The results of last week’s election are still unclear as county recorders from across the state verify signatures on the early ballots voters dropped off at the polls on Election Day. After a long week filled with a high-profile lawsuit and intense scrutiny of Arizona’s longstanding process for counting ballots, Kathy Hoffman (D) has taken the lead in the close race against Frank Riggs (R) for Superintendent of Public Instruction and Steve Gaynor (R) has regained a narrow lead over Katie Hobbs (D) for Secretary of State. Sandra Kennedy (D) and Justin Olson (R) are leading in the race for Corporation Commission. Kyrsten Sinema (D) maintains her lead over Martha McSally (R) in the too-close-to-call race for U.S. Senate.

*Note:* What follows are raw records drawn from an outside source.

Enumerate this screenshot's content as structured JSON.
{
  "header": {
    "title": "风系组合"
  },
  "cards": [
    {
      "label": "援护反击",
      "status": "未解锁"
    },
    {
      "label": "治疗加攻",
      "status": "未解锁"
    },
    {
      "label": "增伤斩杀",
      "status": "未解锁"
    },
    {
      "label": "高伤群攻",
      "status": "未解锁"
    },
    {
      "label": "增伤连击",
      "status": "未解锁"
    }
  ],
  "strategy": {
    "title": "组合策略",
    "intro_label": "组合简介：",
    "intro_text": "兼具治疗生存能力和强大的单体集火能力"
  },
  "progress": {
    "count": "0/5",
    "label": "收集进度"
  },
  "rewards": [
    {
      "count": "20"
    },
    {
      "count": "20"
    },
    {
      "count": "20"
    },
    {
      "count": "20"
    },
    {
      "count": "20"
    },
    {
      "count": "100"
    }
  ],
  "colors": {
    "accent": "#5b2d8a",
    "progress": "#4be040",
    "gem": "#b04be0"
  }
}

Arizona’s voter turnout was expected to break records for any midterm election, and it did. The final number of ballots will be available when every vote is counted, but it appears voter participation may exceed even the higher-than-average turnout seen in U.S. Presidential election years.
Click here for up-to-date election results and voter turnout information.
Legislators Select New Leadership
Arizona’s newly elected and returning legislators gathered at the Capitol last week to elect the leadership teams who will guide their efforts over the next two years.
Senate Republicans selected Senator Karen Fann (R-Prescott) as their next President – only the second woman in Arizona history to hold the leadership position. Senator Rick Gray (R-Sun City) will serve as Majority Leader, and Senator Sonny Borrelli (R-Lake Havasu City) will be Majority Whip.
Senate Democrats elected Senator David Bradley (D-Tucson) to serve his last term in the Senate as their Minority Leader. Senator Lupe Contreras (D-Avondale) will be Assistant Minority Leader, and Senator Lisa Otondo (D-Yuma) and Jamescita Peshlakai (D-Window Rock) will serve as Minority Co-Whips.
House Republicans elected Representative Rusty Bowers (R-Mesa) as the next Speaker of the House, and Representative Warren Petersen (R-Gilbert) as Majority Leader. Representative Becky Nutt (R-Clifton) will serve as Majority Whip.
House Democrats chose Representative Charlene Fernandez (D-Yuma) to serve as Minority Leader, and Dr. Randy Friese (D-Tucson) as Assistant Minority Leader. Representatives Reginald Bolding (D-Phoenix) and Athena Salman (D-Tempe) will be Minority Co-Whips.
In an interview following his election as incoming speaker, Representative Bowers acknowledged that the narrow divide between political parties will make it more difficult to pass controversial legislation, but said it means that both parties will have to compromise in order to pass new laws.  Senate President-elect Karen Fann said that the 17-13 Republican majority in the Senate does not mean Democrats should be ignored in the legislative process. Both Fann and Bowers agree that transportation funding should be a top priority in the upcoming session, since it impacts both urban and rural areas of the state.
Around the Country
In the next term, Congress will have more women, more diversity, and two ex-CIA officers who want to improve America’s cybersecurity.
This election added to the number of states that have voted to expand Medicaid to more people, and in Florida, ex-felons now have restored voting rights.
Legislatures around the country shifted to more control of one political party. Only Minnesota has legislative chambers controlled by different political parties; every other legislature will have one party with a majority in both chambers. This is rare, according to the National Council of State Legislatures: the last time there was only one state with divided political control of the legislature was in 1914.
Republicans maintained their power in Governor’s races in Arizona and many other states. In Alaska, they won the seat formerly held by an Independent governor. Democrats won seven new gubernatorial seats; the Governor’s race in Georgia is still undecided.
Democrats won four new Attorney General races in states across the U.S. (Colorado, Michigan, Nevada, and Wisconsin). The remaining states’ Attorneys General, including Arizona’s, did not change political parties.
On the Bright Side…
Those “I Voted” stickers you saw all over social media on Election Day have a long history.